═════ RECORDS SUPPLIED ═════
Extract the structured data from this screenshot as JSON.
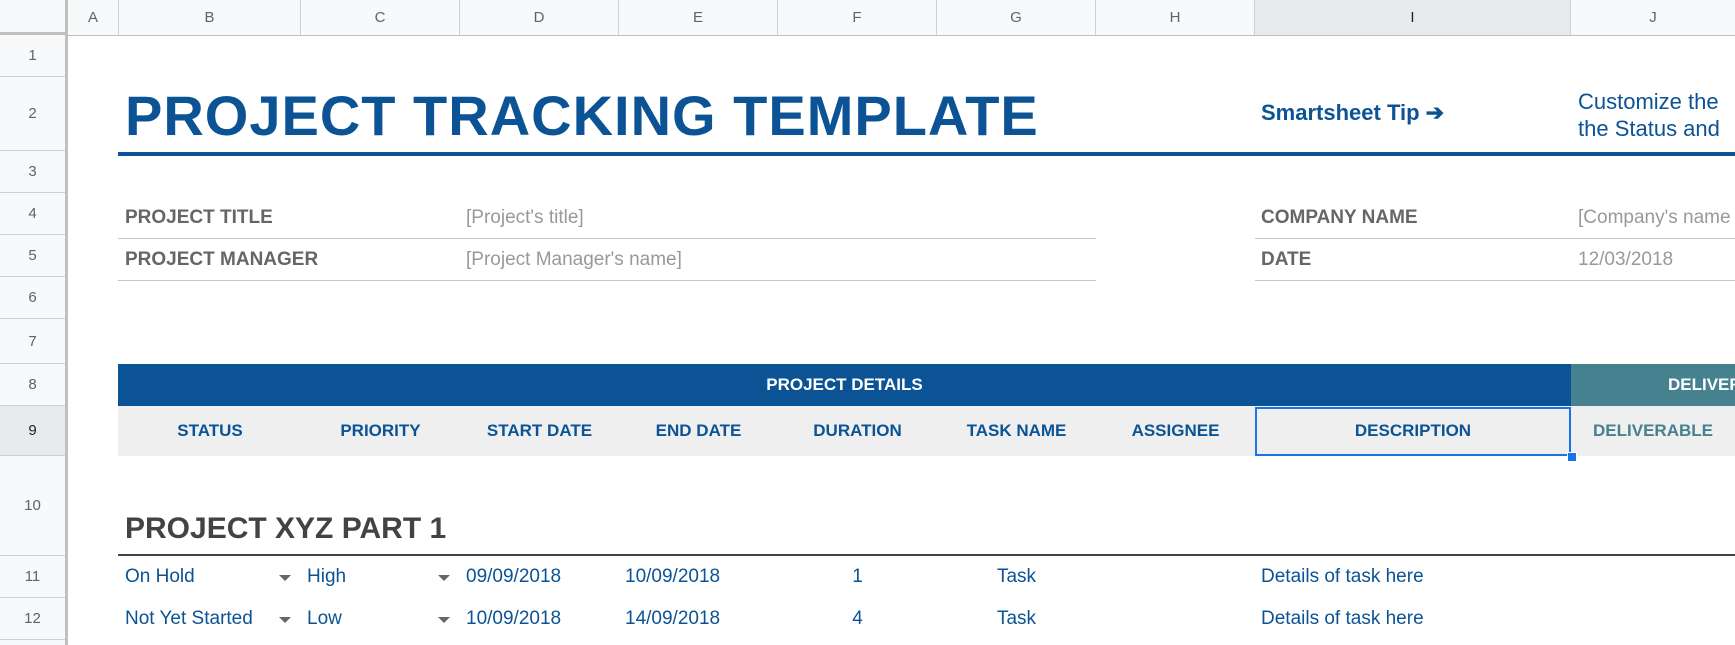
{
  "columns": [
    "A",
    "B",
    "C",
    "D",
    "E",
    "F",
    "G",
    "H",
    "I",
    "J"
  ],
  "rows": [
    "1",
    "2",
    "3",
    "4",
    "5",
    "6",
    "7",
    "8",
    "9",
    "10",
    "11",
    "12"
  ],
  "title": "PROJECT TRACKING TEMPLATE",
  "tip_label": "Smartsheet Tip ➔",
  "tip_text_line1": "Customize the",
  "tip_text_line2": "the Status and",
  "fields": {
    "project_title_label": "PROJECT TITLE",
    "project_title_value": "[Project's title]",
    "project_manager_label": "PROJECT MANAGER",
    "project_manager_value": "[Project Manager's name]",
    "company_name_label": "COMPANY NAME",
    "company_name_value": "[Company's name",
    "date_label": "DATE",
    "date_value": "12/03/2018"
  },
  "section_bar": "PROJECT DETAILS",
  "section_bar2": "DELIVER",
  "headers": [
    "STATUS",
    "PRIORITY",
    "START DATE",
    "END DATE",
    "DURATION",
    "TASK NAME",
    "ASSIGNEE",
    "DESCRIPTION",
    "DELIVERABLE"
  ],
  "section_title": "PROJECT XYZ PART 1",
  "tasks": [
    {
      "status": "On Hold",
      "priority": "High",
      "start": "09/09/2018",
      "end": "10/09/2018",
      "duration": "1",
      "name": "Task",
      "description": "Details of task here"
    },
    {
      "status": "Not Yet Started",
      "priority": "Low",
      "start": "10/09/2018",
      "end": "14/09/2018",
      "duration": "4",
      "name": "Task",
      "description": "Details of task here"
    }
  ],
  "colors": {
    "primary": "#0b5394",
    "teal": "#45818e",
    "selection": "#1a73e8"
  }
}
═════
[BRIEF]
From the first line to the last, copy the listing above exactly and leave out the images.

[RESPONSE TO THE EXERCISE]
Extract the structured data from this screenshot as JSON.
{
  "columns": [
    "A",
    "B",
    "C",
    "D",
    "E",
    "F",
    "G",
    "H",
    "I",
    "J"
  ],
  "rows": [
    "1",
    "2",
    "3",
    "4",
    "5",
    "6",
    "7",
    "8",
    "9",
    "10",
    "11",
    "12"
  ],
  "title": "PROJECT TRACKING TEMPLATE",
  "tip_label": "Smartsheet Tip ➔",
  "tip_text_line1": "Customize the",
  "tip_text_line2": "the Status and",
  "fields": {
    "project_title_label": "PROJECT TITLE",
    "project_title_value": "[Project's title]",
    "project_manager_label": "PROJECT MANAGER",
    "project_manager_value": "[Project Manager's name]",
    "company_name_label": "COMPANY NAME",
    "company_name_value": "[Company's name",
    "date_label": "DATE",
    "date_value": "12/03/2018"
  },
  "section_bar": "PROJECT DETAILS",
  "section_bar2": "DELIVER",
  "headers": [
    "STATUS",
    "PRIORITY",
    "START DATE",
    "END DATE",
    "DURATION",
    "TASK NAME",
    "ASSIGNEE",
    "DESCRIPTION",
    "DELIVERABLE"
  ],
  "section_title": "PROJECT XYZ PART 1",
  "tasks": [
    {
      "status": "On Hold",
      "priority": "High",
      "start": "09/09/2018",
      "end": "10/09/2018",
      "duration": "1",
      "name": "Task",
      "description": "Details of task here"
    },
    {
      "status": "Not Yet Started",
      "priority": "Low",
      "start": "10/09/2018",
      "end": "14/09/2018",
      "duration": "4",
      "name": "Task",
      "description": "Details of task here"
    }
  ],
  "colors": {
    "primary": "#0b5394",
    "teal": "#45818e",
    "selection": "#1a73e8"
  }
}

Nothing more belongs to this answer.